China produced 716.5 million metric tons of steel last year, making it by far the largest producer. Four years earlier, China produced about 500 million tons, according to the World Steel Association.
Japan ranked second in 2012, making 107.2 million tons. The U.S. produced 88.6 million tons, only 12.3 percent of the amount produced in China.
Other top producers in 2012 included: India, 76.7 million tons; and South Korea, 69.3 million tons.
In 2012, Asian countries produced 65.4 percent of all the world's steel, according to the World Steel Association. World steel production reached more than $1.5 trillion tons -- a record.
But productivity sometimes seems to have little to do with total production.
Labor productivity in the domestic steel industry improved dramatically over the past generation, according to the American Iron and Steel Institute, a coalition of steel producers.
In the early 1980s, it took an average of 10.1 man-hours to produce a finished ton of steel in the U.S. By 2006, that dropped to only two.
Scott Paul, executive director of the Alliance for American Manufacturing, said the monthly trade deficit with China "continues to assume massive proportions, clocking in at $29 billion in November, down just slightly from an all-time record of $29.5 billion in October.
"Despite talk of a manufacturing renaissance, we will shatter 2011's record $295 billion annual trade deficit with China when the data for December" is released in February.
By November 2012, the trade deficit with China already reached $290 billion.
A coalition between the United Steelworkers of America, U.S. Steel and several other steel companies, AAM recently released a report that stated, "Our manufacturing sector alone has lost 5.5 million jobs in just the last decade, with 2.4 million lost or displaced as a direct result of our massive trade deficit with China."
Wheeling-Pittsburgh Steel operated steel mills south of Wheeling and in Steubenville, Ohio, for decades.

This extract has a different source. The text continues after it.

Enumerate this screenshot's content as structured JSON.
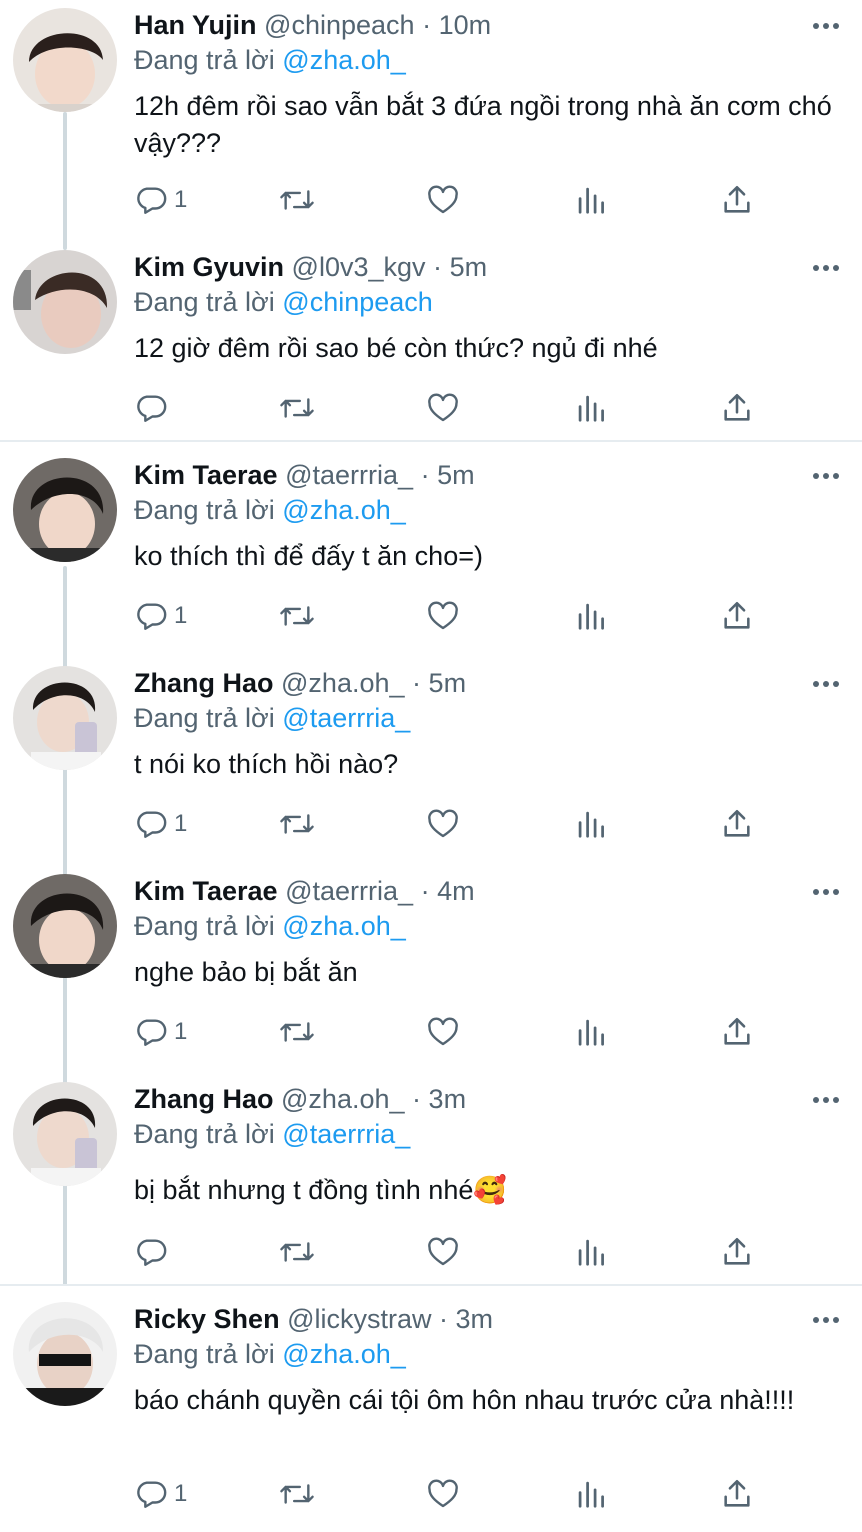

But that company has been in economic turmoil for several years.
Recent owners of the Wheeling-Pittsburgh mills included Severstal, a Russian-based company, and RG Steel.
Last August, after RG Steel had filed for bankruptcy in May, the company began auctioning off its properties in West Virginia, Ohio and Maryland.
Glyptis said, "They are still up in the air with their sales. They are still trying to find buyers for the Sparrows Point plant in Maryland.
"In Wheeling, pieces of the old steel mill are still open. The mill has been fragmented into a lot of pieces."
Reach Paul J. Nyden at pjny...@wvgazette.com or 304-348-5164.